Although the answer to that question invites a range of answers, computer security experts will generally agree that software alone will never be sufficient to detect or prevent tampering. Hardware level security checks are also needed. It is common practice in security intensive systems to include a Tamper Proof Module (TPM). This non-rewriteable chip contains check code to search for tampering. First the boot loader is checked, which then checks the Operating System, which then checks the application(s) for an integrity breach

There are high level issues to be addressed as well. Equally important requirements. An Internet voting system for US voters needs flexibility (to accommodate different state requirements), convenience for the user, training and education of both staff workers and voters. Particularly important is timeliness – the most flexible, friendly, convenient electronic voting system is pointless if the ballot arrives too late to be counted or has to be discarded due to suspicions of fraud.

There are always tricky issues when science and public policy intersect. Computing is particularly complicated because the field is so new, and technology changes so quickly. By the time consensus is reached on a contentious issue, the point may be moot. The technical issues alone for Internet voting are complex, but often come down to one issue: risk assessment. What degree of risk is tolerable in order to achieve a societal right guaranteed by the Constitution? In some cases entrenched opinion comes from holding a philosophical stance about whether or not the Internet can ever be an acceptable medium for any voting, overseas or otherwise.  Proponents argue that it is only a matter of time until Internet voting becomes reality, and also that the subject is a matter of morals, so we must address the problem directly. Critics counter that it is not possible with current technology to implement Internet voting at an acceptable level of security and privacy, so the risks of trying it outweigh the potential benefits.

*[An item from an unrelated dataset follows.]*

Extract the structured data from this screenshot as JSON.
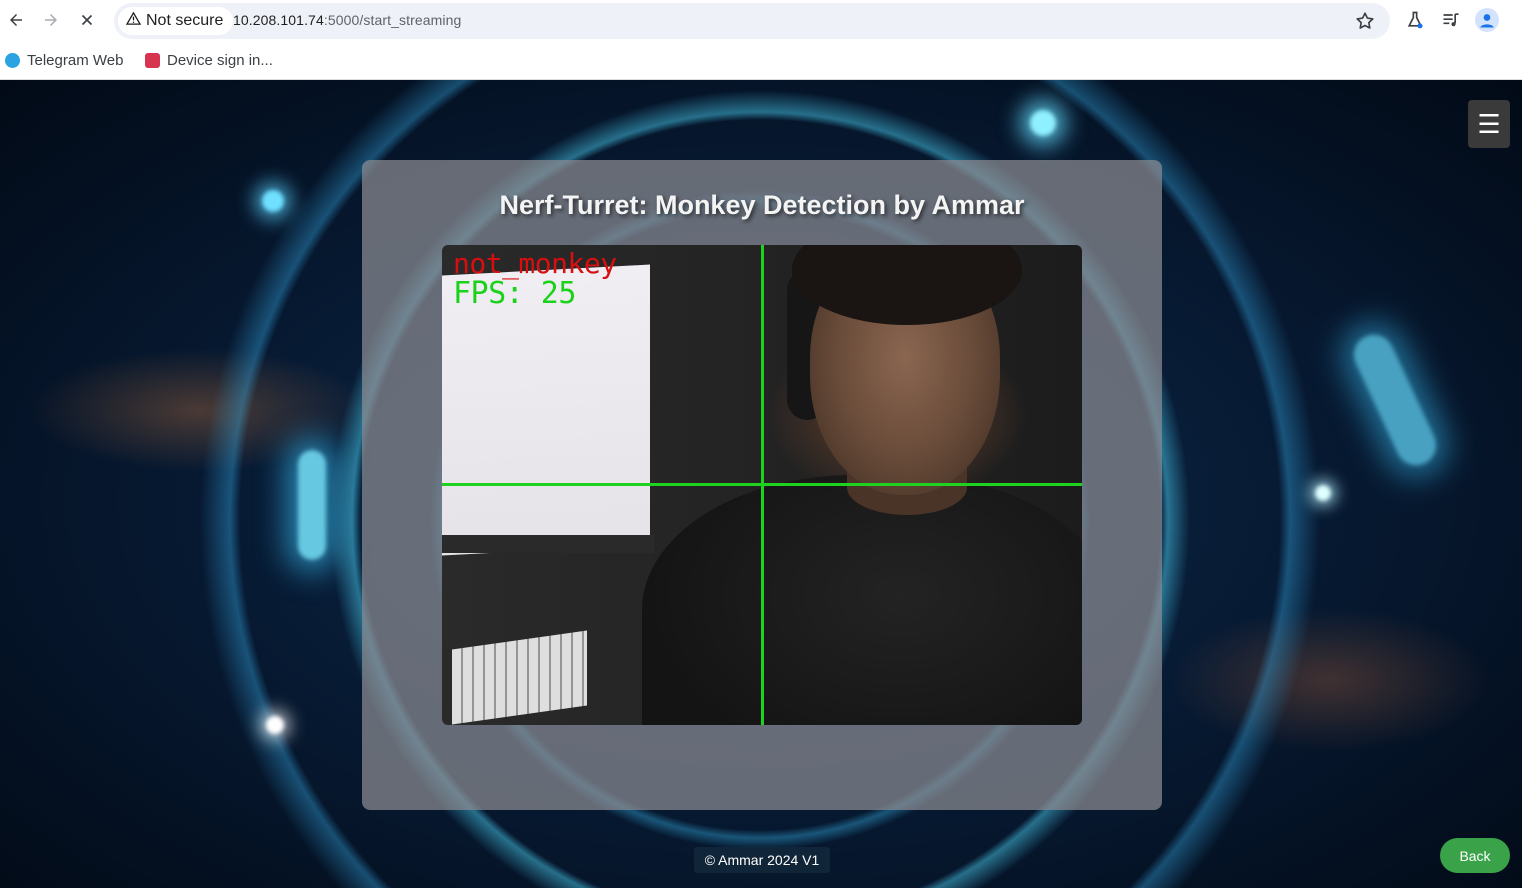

If we can be successful, the payoffs are tangible: morally, ethically, fiscally. If we don't succeed the risks are serious: from disenfranchisement of citizens to interference with our democratic process in the worst case scenario.

What do we do? Move forward (how?), or sit it out and accept the current situation as good enough for now. What do you think?

1 comment:

  1. i want internet voting . I want it so much i'm going to make it one of my goals. I'm going to find a way to help the process along. Being a computer scientist sounds fun. And I'm a star trek fan too. my favorite line right now is from one of the episodes with Q in it. He says " they say I spread chaos through the Universe", funny to me. I'm a space painter too.
    lets make internet voting work in U.S.
    got any tips on how I can help that process along please advise.
    love and gratitude